In 2018, Austria generated almost 222 thousand tons of textile waste, of which only 23% (i.e. 51∙103 t) was collected sorted and 77% (171∙103 t) ended up in mixed waste. Used textiles in mixed municipal waste end up almost exclusively in thermal recovery. In total, only about 7% (approx. 15∙103 t) of the 222 thousand tons of textile waste is recycled and 10% (approx. 22∙103 t) is reused (UBA 2022). A significant increase in the recycling rate of used textiles should therefore be aimed for. Since most textiles consist of two or more fiber types, recycling is not efficiently possible with current technologies. Therefore, the aim of the project is to solve this problem and make it possible to recycle polymers from textiles. The core of this is enzymatic hydrolysis, which separates those components from a fiber mixture that are present in small proportions so that the remaining polymer can be made available as a raw material for the textile processing chain. Depending on the polymer, a recycling fiber can be produced in a melt or solvent spinning process, which can subsequently be processed into a yarn and finally into a textile (Fig. 1). This fiber-to-fiber recycling is in line with the idea of circular economy. This can reduce the consumption of resources as well as generate a new business field for the recycling industry.

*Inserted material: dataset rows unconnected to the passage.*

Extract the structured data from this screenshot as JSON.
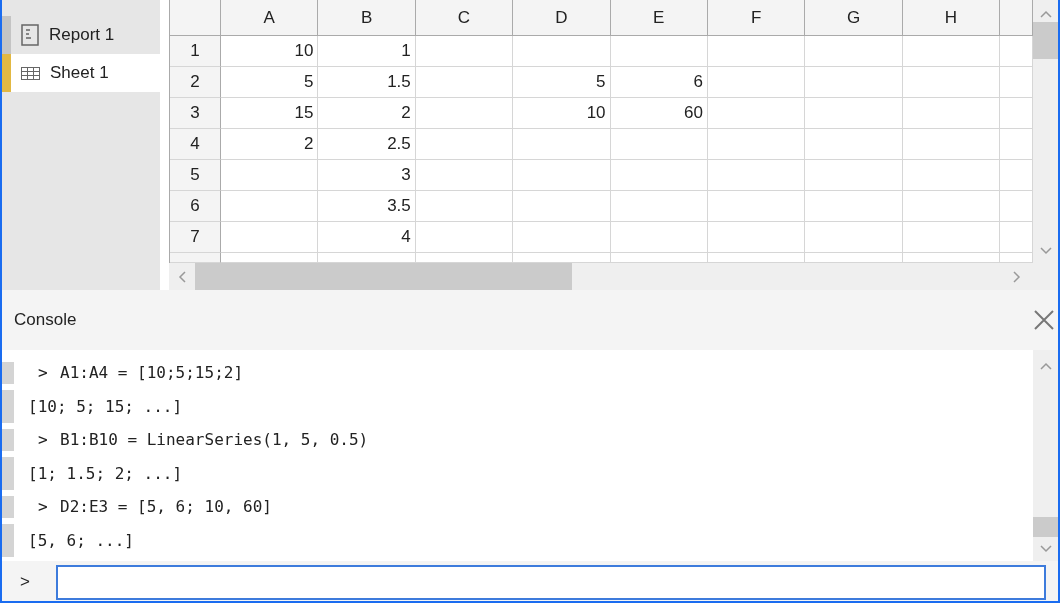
{
  "sidebar": {
    "items": [
      {
        "label": "Report 1",
        "kind": "report",
        "selected": false
      },
      {
        "label": "Sheet 1",
        "kind": "sheet",
        "selected": true
      }
    ]
  },
  "sheet": {
    "columns": [
      "A",
      "B",
      "C",
      "D",
      "E",
      "F",
      "G",
      "H"
    ],
    "rows": [
      {
        "number": "1",
        "cells": [
          "10",
          "1",
          null,
          null,
          null,
          null,
          null,
          null
        ]
      },
      {
        "number": "2",
        "cells": [
          "5",
          "1.5",
          null,
          "5",
          "6",
          null,
          null,
          null
        ]
      },
      {
        "number": "3",
        "cells": [
          "15",
          "2",
          null,
          "10",
          "60",
          null,
          null,
          null
        ]
      },
      {
        "number": "4",
        "cells": [
          "2",
          "2.5",
          null,
          null,
          null,
          null,
          null,
          null
        ]
      },
      {
        "number": "5",
        "cells": [
          null,
          "3",
          null,
          null,
          null,
          null,
          null,
          null
        ]
      },
      {
        "number": "6",
        "cells": [
          null,
          "3.5",
          null,
          null,
          null,
          null,
          null,
          null
        ]
      },
      {
        "number": "7",
        "cells": [
          null,
          "4",
          null,
          null,
          null,
          null,
          null,
          null
        ]
      }
    ]
  },
  "console": {
    "title": "Console",
    "lines": [
      {
        "kind": "input",
        "prompt": ">",
        "text": "A1:A4 = [10;5;15;2]"
      },
      {
        "kind": "output",
        "text": "[10; 5; 15; ...]"
      },
      {
        "kind": "input",
        "prompt": ">",
        "text": "B1:B10 = LinearSeries(1, 5, 0.5)"
      },
      {
        "kind": "output",
        "text": "[1; 1.5; 2; ...]"
      },
      {
        "kind": "input",
        "prompt": ">",
        "text": "D2:E3 = [5, 6; 10, 60]"
      },
      {
        "kind": "output",
        "text": "[5, 6; ...]"
      }
    ],
    "input_prompt": ">"
  }
}
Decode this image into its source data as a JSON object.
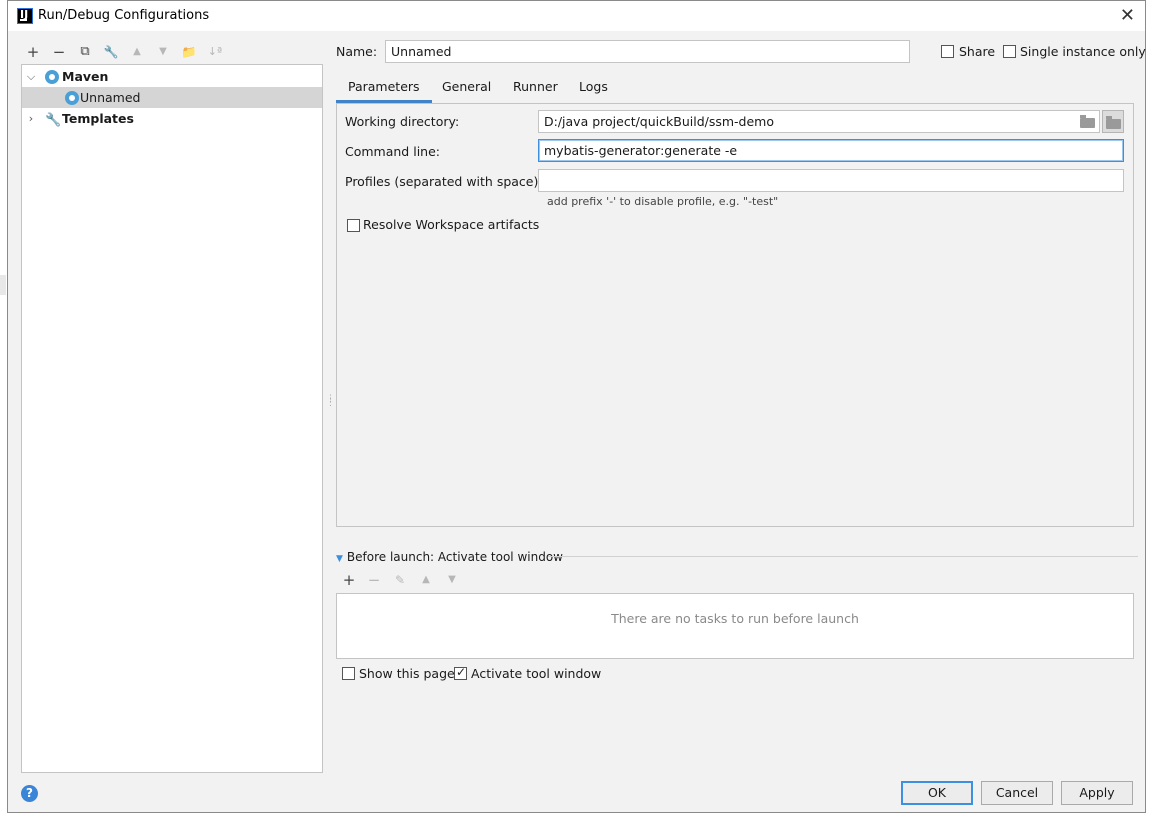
{
  "window": {
    "title": "Run/Debug Configurations"
  },
  "toolbar": {
    "add": "+",
    "remove": "−",
    "copy": "⧉",
    "edit": "🔧",
    "up": "▲",
    "down": "▼",
    "folder": "📁",
    "sort": "↓ª"
  },
  "tree": {
    "items": [
      {
        "label": "Maven",
        "expanded": true,
        "bold": true,
        "icon": "maven-gear-icon"
      },
      {
        "label": "Unnamed",
        "selected": true,
        "icon": "maven-gear-icon"
      },
      {
        "label": "Templates",
        "expanded": false,
        "bold": true,
        "icon": "wrench-icon"
      }
    ]
  },
  "name_field": {
    "label": "Name:",
    "value": "Unnamed"
  },
  "share": {
    "label": "Share",
    "checked": false
  },
  "single_instance": {
    "label": "Single instance only",
    "checked": false
  },
  "tabs": [
    "Parameters",
    "General",
    "Runner",
    "Logs"
  ],
  "active_tab": "Parameters",
  "parameters": {
    "working_dir_label": "Working directory:",
    "working_dir_value": "D:/java project/quickBuild/ssm-demo",
    "command_line_label": "Command line:",
    "command_line_value": "mybatis-generator:generate -e",
    "profiles_label": "Profiles (separated with space):",
    "profiles_value": "",
    "profiles_hint": "add prefix '-' to disable profile, e.g. \"-test\"",
    "resolve_label": "Resolve Workspace artifacts",
    "resolve_checked": false
  },
  "before_launch": {
    "title": "Before launch: Activate tool window",
    "empty_text": "There are no tasks to run before launch"
  },
  "show_page": {
    "label": "Show this page",
    "checked": false
  },
  "activate_tool": {
    "label": "Activate tool window",
    "checked": true
  },
  "buttons": {
    "ok": "OK",
    "cancel": "Cancel",
    "apply": "Apply",
    "help": "?"
  },
  "colors": {
    "accent": "#3d8fe0",
    "selection": "#d5d5d5",
    "background": "#f2f2f2"
  }
}
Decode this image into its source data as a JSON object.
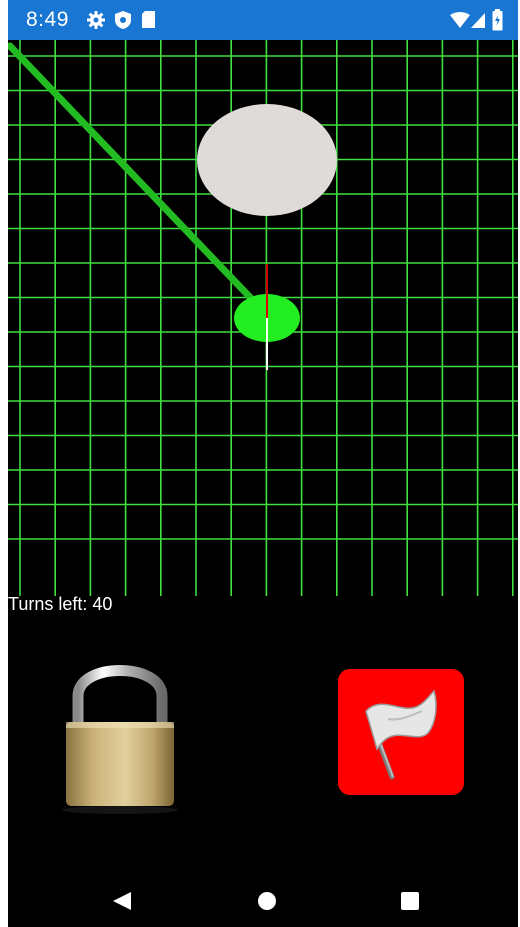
{
  "status_bar": {
    "time": "8:49",
    "icons": [
      "gear-icon",
      "shield-icon",
      "sd-card-icon",
      "wifi-icon",
      "signal-icon",
      "battery-icon"
    ],
    "color": "#1976d2"
  },
  "game": {
    "turns_label": "Turns left: 40",
    "grid_color": "#3fe03f",
    "ball_color": "#22ee22",
    "target_color": "#dedbd9",
    "aim_line_color": "#22bb22",
    "direction_indicator_color": "#dd0000"
  },
  "controls": {
    "lock_icon": "padlock-icon",
    "flag_icon": "white-flag-icon",
    "flag_button_color": "#ff0000"
  },
  "nav_bar": {
    "buttons": [
      "back-icon",
      "home-icon",
      "recents-icon"
    ]
  }
}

For the enzymatic separation to run efficiently, the textiles must first be automatically identified and sorted, which can generate fractions with high proportions of polyester or cellulose. These then need to be pre-shredded and freed from impurities, such as zippers or buttons, and then further milled so that the enzymatic hydrolysis ramps up at an acceptable rate.
In the project, partners (Fig. 2) are working along the entire value chain - from the collection and sorting of textiles to shredding and processing, recycling, fiber and textile production and finishing - to close this loop. Both the automatic recognition and identification for the textile waste and the separation of the textiles by means of enzymatic hydrolysis go significantly beyond the state of the art. To make this possible, the interdisciplinary research questions for sorting, shredding, enzymatic hydrolysis, separation and fiber recycling have to be solved. The project lays the foundations for the high-quality, mechanical recycling of textile waste and thus closes the loop, which was not possible before. Based on the results generated along the entire value chain, a recycling process can be developed which, on the one hand, enables a major contribution to resource conservation and, on the other hand, also creates new local sources of raw materials for textiles.